The Kabubbu Development Project

Enoch Kagoda

The Kabubbu Development Project (KDP) is Quicken Trust’s partner on the ground in Uganda. Together they are working to transform the lives of hundreds of villagers in Kabubbu blighted by poverty and disease.

The KDP is a registered NGO (a charity) in Uganda. All of the teachers, nurses, cooks, drivers, guards, cleaners and others working for Quicken Trust/KDP in Kabubbu are officially employed by the KDP. There are currently around 100 staff.

The KDP was set up as the Quicken Trust began its work in Kabubbu in 2000. The Executive Director is Enoch Kagoda, who first came to Kabubbu to be the head of the Primary School. Seven heads of department report to him. There is also a board, which includes the two members of Quicken Trust – Geoff and Geraldine Booker.

Watch: KDP Executive Director Enoch Kagoda

The KDP currently provides unskilled work for local people. Professional staff must be recruited from further afield – usually Kampala — because most adults in the village have been denied the education necessary for such roles.

But an ambition of the KDP is to see that change. Some of the young people educated in Kabubbu over the past decade are returning to pass on their skills to a new generation of youngsters, and are working for the project.

Training the Team

The Quicken Trust organises regular training sessions for KDP staff, where they learn management and leadership skills as well as budgeting, marketing, development and team-working. Such seminars are often delivered by volunteers from the UK. The aim is to empower staff in the move towards self-sufficiency in Kabubbu. There are also Retreat Weekends aimed at building up all levels of staff.

Valuing the Staff
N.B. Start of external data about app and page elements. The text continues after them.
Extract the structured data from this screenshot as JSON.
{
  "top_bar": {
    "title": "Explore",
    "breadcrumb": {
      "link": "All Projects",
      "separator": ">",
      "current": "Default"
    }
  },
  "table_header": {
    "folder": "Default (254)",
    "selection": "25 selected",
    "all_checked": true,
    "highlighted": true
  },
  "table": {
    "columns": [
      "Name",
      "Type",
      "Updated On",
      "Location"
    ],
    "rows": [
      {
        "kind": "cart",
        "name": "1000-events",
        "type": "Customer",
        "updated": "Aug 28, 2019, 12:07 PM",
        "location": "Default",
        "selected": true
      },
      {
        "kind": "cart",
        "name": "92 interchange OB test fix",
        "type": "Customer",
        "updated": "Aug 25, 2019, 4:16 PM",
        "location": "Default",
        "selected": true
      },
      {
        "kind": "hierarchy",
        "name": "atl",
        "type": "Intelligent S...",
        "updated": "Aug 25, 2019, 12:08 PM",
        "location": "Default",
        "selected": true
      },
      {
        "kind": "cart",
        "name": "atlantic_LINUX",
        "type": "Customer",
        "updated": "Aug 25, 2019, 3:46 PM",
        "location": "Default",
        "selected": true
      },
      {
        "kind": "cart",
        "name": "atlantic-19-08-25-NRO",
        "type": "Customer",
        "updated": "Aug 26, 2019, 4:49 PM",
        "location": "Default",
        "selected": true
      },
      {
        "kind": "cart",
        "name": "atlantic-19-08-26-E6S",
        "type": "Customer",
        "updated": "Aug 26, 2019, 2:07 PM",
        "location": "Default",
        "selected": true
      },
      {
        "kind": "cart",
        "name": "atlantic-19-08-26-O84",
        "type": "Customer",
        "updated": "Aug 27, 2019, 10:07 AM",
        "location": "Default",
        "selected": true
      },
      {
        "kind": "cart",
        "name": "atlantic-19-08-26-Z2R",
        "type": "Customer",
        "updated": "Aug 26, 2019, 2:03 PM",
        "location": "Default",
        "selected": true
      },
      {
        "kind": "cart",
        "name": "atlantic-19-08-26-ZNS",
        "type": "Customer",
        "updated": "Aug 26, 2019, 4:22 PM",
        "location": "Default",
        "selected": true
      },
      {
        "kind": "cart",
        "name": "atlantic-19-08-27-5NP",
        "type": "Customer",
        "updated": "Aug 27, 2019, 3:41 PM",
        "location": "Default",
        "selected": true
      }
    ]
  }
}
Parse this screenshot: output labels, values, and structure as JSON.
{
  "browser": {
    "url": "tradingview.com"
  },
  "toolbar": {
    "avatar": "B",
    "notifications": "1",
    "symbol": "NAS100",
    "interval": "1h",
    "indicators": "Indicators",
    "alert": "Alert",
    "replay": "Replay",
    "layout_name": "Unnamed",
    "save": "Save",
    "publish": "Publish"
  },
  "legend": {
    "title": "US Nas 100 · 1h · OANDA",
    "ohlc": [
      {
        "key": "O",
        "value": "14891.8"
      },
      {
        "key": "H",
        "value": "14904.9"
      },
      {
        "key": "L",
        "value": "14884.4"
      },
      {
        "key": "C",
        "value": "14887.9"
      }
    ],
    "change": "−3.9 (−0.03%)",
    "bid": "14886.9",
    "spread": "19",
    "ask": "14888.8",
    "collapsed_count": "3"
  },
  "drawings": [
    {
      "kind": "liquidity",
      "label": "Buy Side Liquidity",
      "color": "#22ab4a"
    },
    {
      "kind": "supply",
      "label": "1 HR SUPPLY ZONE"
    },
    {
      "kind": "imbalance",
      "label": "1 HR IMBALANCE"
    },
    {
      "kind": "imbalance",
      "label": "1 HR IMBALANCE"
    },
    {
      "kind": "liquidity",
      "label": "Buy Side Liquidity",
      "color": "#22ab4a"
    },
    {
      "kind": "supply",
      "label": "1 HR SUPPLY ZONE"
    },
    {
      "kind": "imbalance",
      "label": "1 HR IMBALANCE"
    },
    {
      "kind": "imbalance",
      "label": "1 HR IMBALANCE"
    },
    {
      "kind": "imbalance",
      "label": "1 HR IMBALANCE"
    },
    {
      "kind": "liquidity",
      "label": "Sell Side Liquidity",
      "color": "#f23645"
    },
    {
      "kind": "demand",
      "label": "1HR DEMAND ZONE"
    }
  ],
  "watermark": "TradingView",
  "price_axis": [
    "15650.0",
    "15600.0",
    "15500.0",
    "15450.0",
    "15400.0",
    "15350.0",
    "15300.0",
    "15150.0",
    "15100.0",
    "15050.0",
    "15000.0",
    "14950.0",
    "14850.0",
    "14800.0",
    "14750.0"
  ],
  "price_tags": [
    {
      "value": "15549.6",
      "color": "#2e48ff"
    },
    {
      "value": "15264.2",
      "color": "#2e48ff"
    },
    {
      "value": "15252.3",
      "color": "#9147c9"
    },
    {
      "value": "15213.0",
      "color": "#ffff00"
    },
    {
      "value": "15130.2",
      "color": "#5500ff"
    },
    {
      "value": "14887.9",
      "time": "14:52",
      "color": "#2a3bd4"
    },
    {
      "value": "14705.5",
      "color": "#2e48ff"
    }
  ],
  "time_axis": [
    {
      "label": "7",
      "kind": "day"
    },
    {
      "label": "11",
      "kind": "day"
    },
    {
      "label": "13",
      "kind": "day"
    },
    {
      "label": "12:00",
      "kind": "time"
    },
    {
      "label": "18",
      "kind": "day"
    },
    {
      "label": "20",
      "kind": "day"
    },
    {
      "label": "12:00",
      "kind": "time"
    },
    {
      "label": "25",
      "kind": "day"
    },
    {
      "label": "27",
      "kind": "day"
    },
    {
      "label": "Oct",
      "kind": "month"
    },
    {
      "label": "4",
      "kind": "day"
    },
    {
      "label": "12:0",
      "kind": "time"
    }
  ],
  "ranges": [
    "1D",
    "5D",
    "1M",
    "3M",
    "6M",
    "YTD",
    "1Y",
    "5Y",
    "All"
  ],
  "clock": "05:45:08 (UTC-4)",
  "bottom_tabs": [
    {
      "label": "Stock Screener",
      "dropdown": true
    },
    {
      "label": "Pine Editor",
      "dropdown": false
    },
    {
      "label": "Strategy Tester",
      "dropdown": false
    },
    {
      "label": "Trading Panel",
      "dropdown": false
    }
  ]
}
The Quicken Trust and the KDP have built houses on site for the schoolteachers and nurses. By providing housing, two meals a day and a pension scheme, the charities believe they are honouring professionals who have chosen to live in a rural area rather than commute from the capital. Quicken believes respecting staff produces higher teaching standards.